**Exercise:** Examine each line of the data. Copy the line if it includes the word "JSON".

**Given information:**
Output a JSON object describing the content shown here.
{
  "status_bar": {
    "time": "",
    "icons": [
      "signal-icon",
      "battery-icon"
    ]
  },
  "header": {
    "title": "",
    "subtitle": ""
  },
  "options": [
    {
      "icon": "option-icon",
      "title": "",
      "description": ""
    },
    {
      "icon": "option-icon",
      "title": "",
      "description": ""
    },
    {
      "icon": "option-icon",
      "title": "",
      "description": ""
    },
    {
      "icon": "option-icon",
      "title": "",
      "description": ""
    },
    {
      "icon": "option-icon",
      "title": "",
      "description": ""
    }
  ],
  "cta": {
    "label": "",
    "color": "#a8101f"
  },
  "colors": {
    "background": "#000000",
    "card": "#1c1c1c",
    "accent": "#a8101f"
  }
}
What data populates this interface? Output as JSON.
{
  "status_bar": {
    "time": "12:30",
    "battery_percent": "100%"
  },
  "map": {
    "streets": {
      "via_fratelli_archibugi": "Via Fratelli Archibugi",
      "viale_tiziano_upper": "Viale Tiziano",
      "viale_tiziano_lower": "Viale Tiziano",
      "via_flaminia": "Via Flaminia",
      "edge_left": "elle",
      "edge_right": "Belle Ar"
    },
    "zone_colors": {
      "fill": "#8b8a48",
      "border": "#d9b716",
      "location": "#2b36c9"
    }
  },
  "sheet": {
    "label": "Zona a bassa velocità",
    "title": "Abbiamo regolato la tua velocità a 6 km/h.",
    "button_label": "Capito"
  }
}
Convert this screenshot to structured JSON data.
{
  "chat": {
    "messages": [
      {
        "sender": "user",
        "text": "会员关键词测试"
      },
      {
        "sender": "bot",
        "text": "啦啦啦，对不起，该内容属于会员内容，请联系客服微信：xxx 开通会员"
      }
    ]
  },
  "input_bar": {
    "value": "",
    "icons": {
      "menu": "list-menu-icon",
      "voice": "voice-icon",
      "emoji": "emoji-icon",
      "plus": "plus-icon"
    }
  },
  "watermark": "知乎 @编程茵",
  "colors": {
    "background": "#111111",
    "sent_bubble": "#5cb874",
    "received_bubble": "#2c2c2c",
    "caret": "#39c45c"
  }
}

**Reply:**
Output a JSON object describing the content shown here.
What data populates this interface? Output as JSON.
Convert this screenshot to structured JSON data.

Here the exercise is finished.